Oh and another exciting piece of news that I picked up via Richard Hill’s twitter page (http://twitter.com/rhillrugby) – apparently Martin Johnson no less, will be riding day Three (Yeovil to Winchester) with us – how exciting is that?

So, with 25 days to go, that means I will be out probably only another 8 or so times in anger on the training front. The last week before the ride we have been told to take it very easy and get some rest before the event. I have only two weekends of riding therefore, and I need to make them count. Tomorrow therefore I am intending to do 80 miles, and then follow it with 60 on Sunday morning. There’ll be a few hills in there too. This will give me a taster of what is to come and how far I need to progress still. It is daunting, but very exciting too. It is interesting how you do progress with time, as the thought of 80 miles just four weeks ago would have terrified me, but now I am rather looking forward to it.

On Sunday after an early morning ride I am getting a visit from Darina and Paul, who are doing Kilimanjaro next month. They originally contacted me via this blog, and are coming to have a look at my pictures and stuff. I get to talk about Kilimanjaro all over again – yippee! Here is a link to their blog so you can see how they are getting on:


OK that’s all for now – off to work, and have just got my head together after an early morning swim in the Thames. Yes you read that right, I must be flipping nuts!


And so further to my last post on the demerits of Health & Safety policies, I have been in touch with the nice folks at The Great British Bike Ride. It seems that what happened is the following:

When I signed up for the GBBR (I was the 24th person to do so), it was the intention that we would indeed all be cycling into Twickenham. It seems however that the RFU then decided that this would not be a good idea from a Health & Safety perspective, and suggested that we could perhaps ‘stand in the corner of the stadium’ or something like that. It seems then that various conversations took place with the GBBR people, and that eventually a compromise was reached whereupon 10 people will be allowed to cycle into the stadium, and the others can walk or jog behind. I was told that this all happened about two months ago, and that subsequently people who signed up were told this, and so I was the only one who piped up as I didn’t know. I apologised to Barry at the the GBBR for causing any consternation with either my blog or the email that I sent him whilst on holiday, and he said he understood why I felt aggrieved as I was not party to this information.

So all is fine and ‘water under the bridge’ as it were. I still think it is a shame that we can’t cycle in, but I now understand the reasons why, and so that is the end of the matter as far as I am concerned.
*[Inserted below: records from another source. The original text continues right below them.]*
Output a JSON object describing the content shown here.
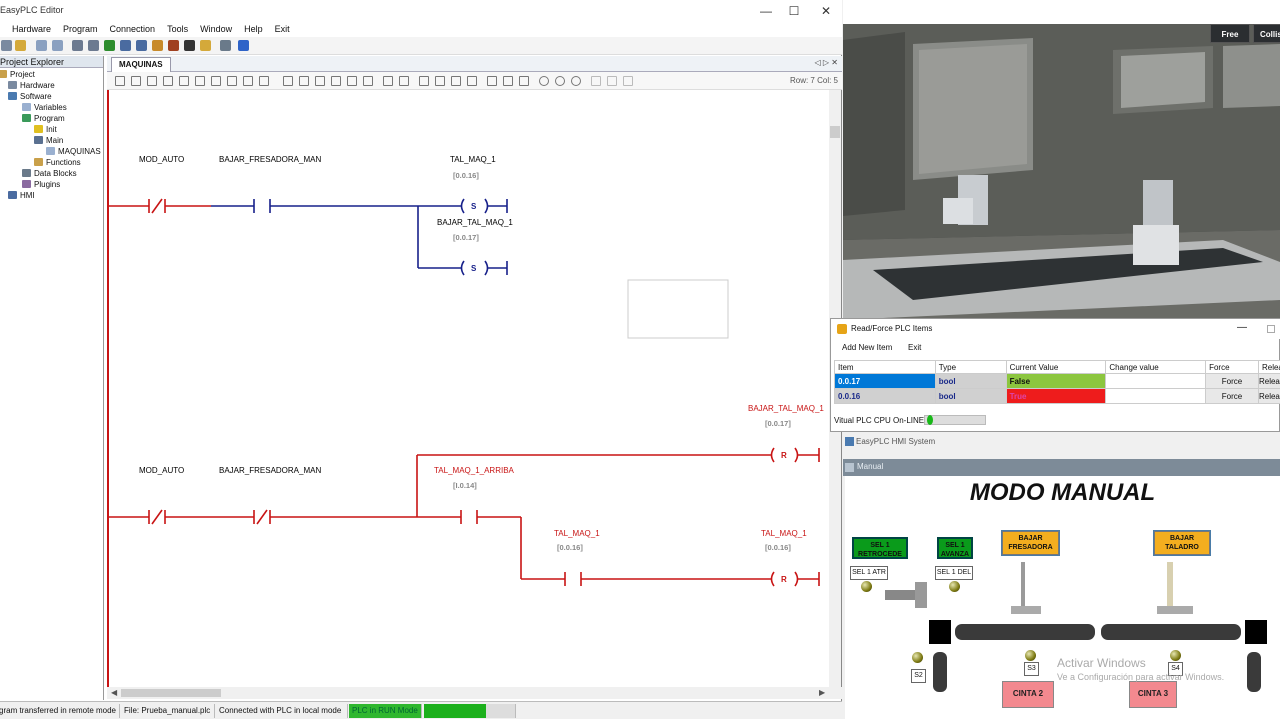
{
  "window": {
    "title": "EasyPLC Editor",
    "controls": [
      "—",
      "☐",
      "✕"
    ]
  },
  "menu": [
    "Hardware",
    "Program",
    "Connection",
    "Tools",
    "Window",
    "Help",
    "Exit"
  ],
  "explorer": {
    "header": "Project Explorer",
    "items": [
      "Project",
      "Hardware",
      "Software",
      "Variables",
      "Program",
      "Init",
      "Main",
      "MAQUINAS",
      "Functions",
      "Data Blocks",
      "Plugins",
      "HMI"
    ]
  },
  "editor": {
    "tab": "MAQUINAS",
    "tabnav": "◁ ▷ ✕",
    "rowcol": "Row: 7  Col: 5"
  },
  "ladder": {
    "rung1": {
      "contact1": "MOD_AUTO",
      "contact2": "BAJAR_FRESADORA_MAN",
      "coil1_name": "TAL_MAQ_1",
      "coil1_addr": "[0.0.16]",
      "coil1_type": "S",
      "coil2_name": "BAJAR_TAL_MAQ_1",
      "coil2_addr": "[0.0.17]",
      "coil2_type": "S"
    },
    "rung2": {
      "coil_top_name": "BAJAR_TAL_MAQ_1",
      "coil_top_addr": "[0.0.17]",
      "coil_top_type": "R",
      "contact1": "MOD_AUTO",
      "contact2": "BAJAR_FRESADORA_MAN",
      "contact3_name": "TAL_MAQ_1_ARRIBA",
      "contact3_addr": "[I.0.14]",
      "contact4_name": "TAL_MAQ_1",
      "contact4_addr": "[0.0.16]",
      "coil_bottom_name": "TAL_MAQ_1",
      "coil_bottom_addr": "[0.0.16]",
      "coil_bottom_type": "R"
    },
    "colors": {
      "energized": "#c81414",
      "off": "#17208a"
    }
  },
  "status": {
    "msg": "Program transferred in remote mode.",
    "file": "File: Prueba_manual.plc",
    "conn": "Connected with PLC in local mode",
    "run": "PLC in RUN Mode"
  },
  "scene": {
    "free": "Free",
    "collision": "Collisions"
  },
  "readforce": {
    "title": "Read/Force PLC Items",
    "menu": [
      "Add New Item",
      "Exit"
    ],
    "headers": [
      "Item",
      "Type",
      "Current Value",
      "Change value",
      "Force",
      "Release"
    ],
    "rows": [
      {
        "item": "0.0.17",
        "type": "bool",
        "value": "False",
        "force": "Force",
        "release": "Release"
      },
      {
        "item": "0.0.16",
        "type": "bool",
        "value": "True",
        "force": "Force",
        "release": "Release"
      }
    ],
    "status": "Vitual PLC CPU On-LINE"
  },
  "hmi": {
    "title": "EasyPLC HMI System",
    "tab": "Manual",
    "heading": "MODO MANUAL",
    "sel1_retro": "SEL 1 RETROCEDE",
    "sel1_avanza": "SEL 1 AVANZA",
    "bajar_fresadora": "BAJAR FRESADORA",
    "bajar_taladro": "BAJAR TALADRO",
    "sel1_atr": "SEL 1 ATR",
    "sel1_del": "SEL 1 DEL",
    "s2": "S2",
    "s3": "S3",
    "s4": "S4",
    "cinta2": "CINTA 2",
    "cinta3": "CINTA 3",
    "watermark1": "Activar Windows",
    "watermark2": "Ve a Configuración para activar Windows."
  }
}
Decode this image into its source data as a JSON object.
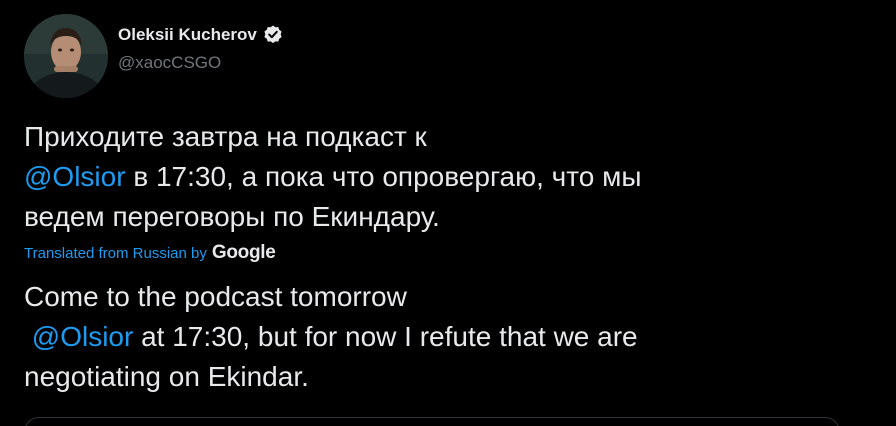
{
  "author": {
    "display_name": "Oleksii Kucherov",
    "handle": "@xaocCSGO",
    "verified": true
  },
  "tweet": {
    "line1": "Приходите завтра на подкаст к",
    "mention": "@Olsior",
    "line2_rest": " в 17:30, а пока что опровергаю, что мы",
    "line3": "ведем переговоры по Екиндару."
  },
  "translation": {
    "label": "Translated from Russian by",
    "provider": "Google",
    "line1": "Come to the podcast tomorrow",
    "line2_prefix": " ",
    "mention": "@Olsior",
    "line2_rest": " at 17:30, but for now I refute that we are",
    "line3": "negotiating on Ekindar."
  },
  "colors": {
    "background": "#000000",
    "text": "#e7e9ea",
    "secondary": "#71767b",
    "accent": "#1d9bf0",
    "border": "#2f3336"
  },
  "icons": {
    "verified": "verified-badge-icon",
    "avatar": "profile-photo"
  }
}
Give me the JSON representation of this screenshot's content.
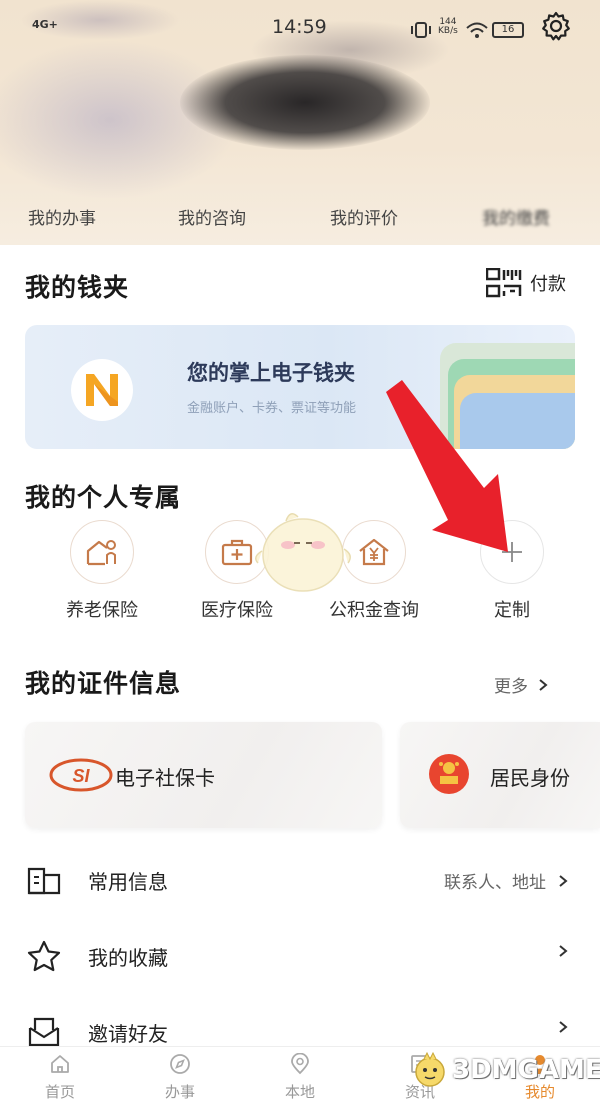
{
  "status_bar": {
    "network": "4G+",
    "time": "14:59",
    "speed_value": "144",
    "speed_unit": "KB/s",
    "battery": "16"
  },
  "header_tabs": [
    "我的办事",
    "我的咨询",
    "我的评价",
    "我的缴费"
  ],
  "wallet": {
    "title": "我的钱夹",
    "pay_label": "付款",
    "card_title": "您的掌上电子钱夹",
    "card_subtitle": "金融账户、卡券、票证等功能"
  },
  "personal": {
    "title": "我的个人专属",
    "items": [
      {
        "label": "养老保险",
        "icon": "elderly-icon"
      },
      {
        "label": "医疗保险",
        "icon": "medical-kit-icon"
      },
      {
        "label": "公积金查询",
        "icon": "house-yuan-icon"
      },
      {
        "label": "定制",
        "icon": "plus-icon"
      }
    ]
  },
  "certificates": {
    "title": "我的证件信息",
    "more_label": "更多",
    "cards": [
      {
        "label": "电子社保卡",
        "icon": "social-security-logo"
      },
      {
        "label": "居民身份",
        "icon": "national-emblem-icon"
      }
    ]
  },
  "list": [
    {
      "label": "常用信息",
      "right": "联系人、地址",
      "icon": "info-card-icon"
    },
    {
      "label": "我的收藏",
      "right": "",
      "icon": "star-icon"
    },
    {
      "label": "邀请好友",
      "right": "",
      "icon": "invite-icon"
    }
  ],
  "tabbar": [
    {
      "label": "首页",
      "icon": "home-icon"
    },
    {
      "label": "办事",
      "icon": "compass-icon"
    },
    {
      "label": "本地",
      "icon": "location-icon"
    },
    {
      "label": "资讯",
      "icon": "news-icon"
    },
    {
      "label": "我的",
      "icon": "user-icon"
    }
  ],
  "watermark": "3DMGAME",
  "colors": {
    "header_bg": "#f1e3cf",
    "accent_orange": "#f5a623",
    "arrow_red": "#e8212b",
    "wallet_card_bg": "#e6eef8"
  }
}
I am very fired up for the GBBR. It is clearly a fantastically well organised event, and I am very impressed by everything the orgnaisers have done. I  just hope I do myself justice.

So meantime I need to get on with the cycling. I have just got back from holiday last night, and so this evening will be my first time in the saddle for 10 days. I think it is going to hurt………I shall let you know how I get on.